But the slow-down from falling commodity prices has led to the first drop in Australia’s economic growth since 2011 and only the fourth in 25 years. For a time this month Australia’s triple-A credit rating was vulnerable. The economic storm clouds still linger even though Australia’s 1.8 per cent annual growth rate is above that of the United States or the European Union.
Politically, Australia’s Liberal Prime Minister is under siege from both Right and Left. But the threat from ultra-Conservatives in his coalition and the far-Right populist, anti-immigrant “One Nation” party are of the most concern.
As in Europe, security worries – three terrorist attacks in Melbourne and Sydney were thwarted on Christmas Day – have been aroused by the weight of refugees and fears about border protection. Many Australians have an atavistic dread of an uncontrolled flood of Asian migrants.
There are lessons here for Europe, which has struggled abjectly over the last few years to control waves of immigration through the Mediterranean, Greece and the Balkans. The response to a similar problem by successive Australian governments since 2001 has been to impose ever more stringent measures to deter asylum-seekers. They detain refugees on the Pacific Islands of Manus (part of Papua New Guinea) and Nauru while their claims for asylum are being processed. Australia is also seeking third countries to accept those deemed refugees.
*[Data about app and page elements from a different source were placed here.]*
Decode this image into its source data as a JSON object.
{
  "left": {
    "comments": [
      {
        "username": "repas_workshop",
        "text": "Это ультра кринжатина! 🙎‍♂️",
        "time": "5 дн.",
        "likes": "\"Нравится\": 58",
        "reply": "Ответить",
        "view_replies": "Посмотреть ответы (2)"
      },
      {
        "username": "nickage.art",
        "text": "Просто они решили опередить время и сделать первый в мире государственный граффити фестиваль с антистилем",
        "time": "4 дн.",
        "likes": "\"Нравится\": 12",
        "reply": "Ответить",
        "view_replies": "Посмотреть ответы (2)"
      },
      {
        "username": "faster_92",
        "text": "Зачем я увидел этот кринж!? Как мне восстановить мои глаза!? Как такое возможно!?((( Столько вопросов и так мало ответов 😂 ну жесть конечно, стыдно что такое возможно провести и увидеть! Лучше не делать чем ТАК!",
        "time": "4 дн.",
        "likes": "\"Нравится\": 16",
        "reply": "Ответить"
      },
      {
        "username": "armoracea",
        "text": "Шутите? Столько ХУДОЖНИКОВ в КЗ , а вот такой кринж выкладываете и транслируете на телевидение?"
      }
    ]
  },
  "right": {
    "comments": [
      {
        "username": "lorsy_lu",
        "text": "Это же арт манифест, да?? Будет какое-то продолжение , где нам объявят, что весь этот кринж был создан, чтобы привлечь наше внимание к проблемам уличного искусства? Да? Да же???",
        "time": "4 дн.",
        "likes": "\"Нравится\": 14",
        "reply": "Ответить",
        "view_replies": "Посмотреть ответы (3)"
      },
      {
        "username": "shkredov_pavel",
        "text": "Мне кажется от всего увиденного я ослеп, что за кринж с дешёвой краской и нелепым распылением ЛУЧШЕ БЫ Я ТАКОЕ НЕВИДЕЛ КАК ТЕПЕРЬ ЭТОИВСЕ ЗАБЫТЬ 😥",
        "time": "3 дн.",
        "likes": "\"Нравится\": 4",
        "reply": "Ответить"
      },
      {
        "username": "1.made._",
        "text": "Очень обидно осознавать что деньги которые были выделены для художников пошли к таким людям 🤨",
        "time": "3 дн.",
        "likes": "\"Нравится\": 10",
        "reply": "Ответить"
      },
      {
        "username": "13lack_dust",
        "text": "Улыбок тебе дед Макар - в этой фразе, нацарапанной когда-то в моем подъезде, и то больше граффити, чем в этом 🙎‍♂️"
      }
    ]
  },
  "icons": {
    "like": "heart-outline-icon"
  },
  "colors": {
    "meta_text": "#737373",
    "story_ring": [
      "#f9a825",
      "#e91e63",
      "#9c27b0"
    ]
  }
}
No government wants to look lax on border security. The European Union’s inability to manage the large migration flows over the last 20 months have haunted politics and made European governments look weak. The upheavals have presented an unprecedented challenge to the EU’s identity, administrative capability and ability to combine a humanitarian response with hard-headed realpolitik.
There is an urgent need for Europe to take a leaf out of Australia’s book. While Australia’s approach is tough – indeed, harsh – the European alternative of well-meaning muddle and drift is no longer sustainable. The stability of the Union itself is threatened.
It is time for Europe to take determined steps to introduce bold and wide-sweeping reforms on the Australian model to secure its frontiers. Friendly countries in North Africa should be persuaded to act as the Manus and Nauru holding areas for refugees before being allowed into Europe on the basis of tightly regulated quotas.
As I return to Malta, I reflect that Australia is still a young and resilient nation. It is unburdened by the obsolete hierarchy and customs of the old world we live in. Developments that took centuries in Europe, such as the growth of the rule of law and democracy, happened here in Australia seamlessly and practically overnight. As the Chinese century dawns and the shift in the US-China power balance continues, Australia has the capacity and the human and natural resources to play a crucial, steadying strategic role in Asia.